### LISTED ENTRIES
▬▬▬▬▬▬

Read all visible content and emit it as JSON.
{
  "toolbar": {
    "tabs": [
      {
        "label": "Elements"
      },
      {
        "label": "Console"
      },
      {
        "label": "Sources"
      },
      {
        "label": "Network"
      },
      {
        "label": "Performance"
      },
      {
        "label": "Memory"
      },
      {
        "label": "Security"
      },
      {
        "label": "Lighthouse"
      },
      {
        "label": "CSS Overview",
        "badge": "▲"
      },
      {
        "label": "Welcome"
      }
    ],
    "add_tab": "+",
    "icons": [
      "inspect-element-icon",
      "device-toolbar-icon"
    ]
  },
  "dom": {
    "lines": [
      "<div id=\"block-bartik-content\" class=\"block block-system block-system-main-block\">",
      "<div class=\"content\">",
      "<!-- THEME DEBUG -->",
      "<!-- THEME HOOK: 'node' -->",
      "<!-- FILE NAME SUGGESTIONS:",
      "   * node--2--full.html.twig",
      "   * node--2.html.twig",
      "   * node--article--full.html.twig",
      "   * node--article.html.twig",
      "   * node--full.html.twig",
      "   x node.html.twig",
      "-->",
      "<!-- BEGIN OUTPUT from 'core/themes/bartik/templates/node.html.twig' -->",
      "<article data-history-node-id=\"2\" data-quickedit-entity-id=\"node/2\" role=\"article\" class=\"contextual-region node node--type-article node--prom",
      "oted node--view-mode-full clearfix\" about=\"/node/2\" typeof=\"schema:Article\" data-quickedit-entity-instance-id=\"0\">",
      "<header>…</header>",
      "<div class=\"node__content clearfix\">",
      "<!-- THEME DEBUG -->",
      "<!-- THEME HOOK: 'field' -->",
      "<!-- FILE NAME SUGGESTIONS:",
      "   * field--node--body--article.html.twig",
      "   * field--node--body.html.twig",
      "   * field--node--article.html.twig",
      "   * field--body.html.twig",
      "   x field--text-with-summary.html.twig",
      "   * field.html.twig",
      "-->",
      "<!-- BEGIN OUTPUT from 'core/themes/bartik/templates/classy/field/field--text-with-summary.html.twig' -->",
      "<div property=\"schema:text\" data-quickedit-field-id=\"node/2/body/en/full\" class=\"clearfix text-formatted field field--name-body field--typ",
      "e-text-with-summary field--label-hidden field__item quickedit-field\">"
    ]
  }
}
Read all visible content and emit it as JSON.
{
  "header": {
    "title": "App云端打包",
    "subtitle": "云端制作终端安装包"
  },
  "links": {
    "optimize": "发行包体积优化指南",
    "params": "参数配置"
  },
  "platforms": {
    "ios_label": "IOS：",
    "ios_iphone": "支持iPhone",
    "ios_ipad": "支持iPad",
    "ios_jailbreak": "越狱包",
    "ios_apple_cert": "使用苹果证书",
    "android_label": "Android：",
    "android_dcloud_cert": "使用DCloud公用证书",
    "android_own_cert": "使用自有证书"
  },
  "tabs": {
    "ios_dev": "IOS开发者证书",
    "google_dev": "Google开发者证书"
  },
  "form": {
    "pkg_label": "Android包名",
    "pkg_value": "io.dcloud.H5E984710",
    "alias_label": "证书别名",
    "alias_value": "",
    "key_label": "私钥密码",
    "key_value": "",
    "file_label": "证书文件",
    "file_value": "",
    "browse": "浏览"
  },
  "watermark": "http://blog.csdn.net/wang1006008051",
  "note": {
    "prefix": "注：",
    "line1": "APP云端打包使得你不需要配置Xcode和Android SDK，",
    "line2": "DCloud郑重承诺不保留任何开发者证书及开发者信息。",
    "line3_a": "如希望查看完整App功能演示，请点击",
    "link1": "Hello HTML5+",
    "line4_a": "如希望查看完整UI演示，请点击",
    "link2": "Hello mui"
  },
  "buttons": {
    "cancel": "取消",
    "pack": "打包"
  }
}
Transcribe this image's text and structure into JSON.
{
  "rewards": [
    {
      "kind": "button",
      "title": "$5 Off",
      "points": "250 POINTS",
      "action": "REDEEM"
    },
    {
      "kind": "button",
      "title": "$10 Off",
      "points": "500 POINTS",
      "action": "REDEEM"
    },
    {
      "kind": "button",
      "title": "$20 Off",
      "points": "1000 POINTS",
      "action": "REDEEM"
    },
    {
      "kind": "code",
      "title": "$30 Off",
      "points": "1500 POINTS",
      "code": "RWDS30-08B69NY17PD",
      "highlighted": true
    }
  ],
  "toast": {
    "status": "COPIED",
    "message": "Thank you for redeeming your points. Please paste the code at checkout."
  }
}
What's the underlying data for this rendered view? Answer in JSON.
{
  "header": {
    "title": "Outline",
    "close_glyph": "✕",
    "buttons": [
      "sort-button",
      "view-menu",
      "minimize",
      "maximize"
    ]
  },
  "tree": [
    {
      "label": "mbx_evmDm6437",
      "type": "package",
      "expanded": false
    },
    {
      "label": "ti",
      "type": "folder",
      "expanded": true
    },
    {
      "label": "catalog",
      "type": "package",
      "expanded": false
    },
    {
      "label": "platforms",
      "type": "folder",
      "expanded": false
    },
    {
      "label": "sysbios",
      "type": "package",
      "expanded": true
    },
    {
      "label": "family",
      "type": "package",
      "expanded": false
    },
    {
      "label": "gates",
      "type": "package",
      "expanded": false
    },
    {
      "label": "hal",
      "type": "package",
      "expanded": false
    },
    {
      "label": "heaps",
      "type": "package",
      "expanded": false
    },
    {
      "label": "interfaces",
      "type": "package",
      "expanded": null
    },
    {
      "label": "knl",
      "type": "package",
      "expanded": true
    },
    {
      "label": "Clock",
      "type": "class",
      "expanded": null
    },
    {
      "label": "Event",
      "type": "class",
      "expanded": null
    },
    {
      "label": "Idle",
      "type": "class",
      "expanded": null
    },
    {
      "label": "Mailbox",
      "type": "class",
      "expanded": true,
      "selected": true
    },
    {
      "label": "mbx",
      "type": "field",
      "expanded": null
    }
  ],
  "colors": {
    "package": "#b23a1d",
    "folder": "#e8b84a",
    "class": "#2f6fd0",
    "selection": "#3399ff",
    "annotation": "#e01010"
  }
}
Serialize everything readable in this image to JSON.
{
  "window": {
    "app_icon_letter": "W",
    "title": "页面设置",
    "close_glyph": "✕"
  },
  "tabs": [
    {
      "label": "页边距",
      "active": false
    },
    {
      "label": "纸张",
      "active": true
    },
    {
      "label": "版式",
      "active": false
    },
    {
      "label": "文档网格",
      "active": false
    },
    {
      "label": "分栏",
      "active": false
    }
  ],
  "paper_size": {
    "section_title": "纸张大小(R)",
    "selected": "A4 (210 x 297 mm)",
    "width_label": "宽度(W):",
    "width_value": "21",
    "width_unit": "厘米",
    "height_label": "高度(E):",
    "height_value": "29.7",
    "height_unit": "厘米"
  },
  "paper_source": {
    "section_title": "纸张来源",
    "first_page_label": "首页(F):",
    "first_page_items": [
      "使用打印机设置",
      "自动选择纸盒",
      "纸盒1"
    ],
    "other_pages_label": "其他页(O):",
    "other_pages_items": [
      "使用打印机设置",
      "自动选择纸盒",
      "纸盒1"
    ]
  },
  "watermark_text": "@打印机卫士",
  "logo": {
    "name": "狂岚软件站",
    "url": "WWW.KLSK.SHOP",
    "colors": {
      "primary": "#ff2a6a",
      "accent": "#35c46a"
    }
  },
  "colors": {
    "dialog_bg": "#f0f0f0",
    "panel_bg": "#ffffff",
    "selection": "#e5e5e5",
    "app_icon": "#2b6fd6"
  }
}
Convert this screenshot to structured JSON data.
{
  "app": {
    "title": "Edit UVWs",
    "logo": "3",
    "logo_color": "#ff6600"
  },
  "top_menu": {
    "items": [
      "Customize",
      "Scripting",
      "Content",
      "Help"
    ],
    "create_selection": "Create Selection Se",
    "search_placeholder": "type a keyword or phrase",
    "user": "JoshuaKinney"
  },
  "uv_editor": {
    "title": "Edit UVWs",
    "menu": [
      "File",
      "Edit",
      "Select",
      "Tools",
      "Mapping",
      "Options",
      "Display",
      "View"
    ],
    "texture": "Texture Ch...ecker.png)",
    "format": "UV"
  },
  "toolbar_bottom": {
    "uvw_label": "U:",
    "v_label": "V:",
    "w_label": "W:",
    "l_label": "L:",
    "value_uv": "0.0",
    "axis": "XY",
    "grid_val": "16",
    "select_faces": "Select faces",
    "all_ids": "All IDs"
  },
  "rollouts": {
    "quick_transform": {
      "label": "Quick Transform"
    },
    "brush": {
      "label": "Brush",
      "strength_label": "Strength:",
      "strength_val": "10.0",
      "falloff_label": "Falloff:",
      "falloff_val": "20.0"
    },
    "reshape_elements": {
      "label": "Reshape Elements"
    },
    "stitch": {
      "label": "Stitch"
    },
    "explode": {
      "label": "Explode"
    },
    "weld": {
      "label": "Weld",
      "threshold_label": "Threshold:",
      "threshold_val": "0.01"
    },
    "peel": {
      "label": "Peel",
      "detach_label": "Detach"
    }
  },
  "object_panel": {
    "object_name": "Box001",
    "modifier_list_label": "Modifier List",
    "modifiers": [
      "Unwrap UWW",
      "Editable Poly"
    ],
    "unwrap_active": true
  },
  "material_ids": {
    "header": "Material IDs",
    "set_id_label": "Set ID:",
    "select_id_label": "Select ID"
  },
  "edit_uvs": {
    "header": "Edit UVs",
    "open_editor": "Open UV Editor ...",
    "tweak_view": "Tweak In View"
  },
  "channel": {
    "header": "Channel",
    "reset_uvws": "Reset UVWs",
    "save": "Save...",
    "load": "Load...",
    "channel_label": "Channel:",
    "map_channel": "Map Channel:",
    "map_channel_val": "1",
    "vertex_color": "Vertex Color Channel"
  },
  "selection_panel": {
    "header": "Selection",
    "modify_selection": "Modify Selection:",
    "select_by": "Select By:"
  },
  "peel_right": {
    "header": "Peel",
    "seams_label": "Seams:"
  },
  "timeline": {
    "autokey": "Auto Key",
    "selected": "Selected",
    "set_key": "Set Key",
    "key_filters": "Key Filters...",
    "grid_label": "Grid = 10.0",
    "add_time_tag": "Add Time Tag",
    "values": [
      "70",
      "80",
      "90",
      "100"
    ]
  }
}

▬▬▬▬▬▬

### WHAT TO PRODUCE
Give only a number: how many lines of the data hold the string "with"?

### WRITTEN ANSWER
3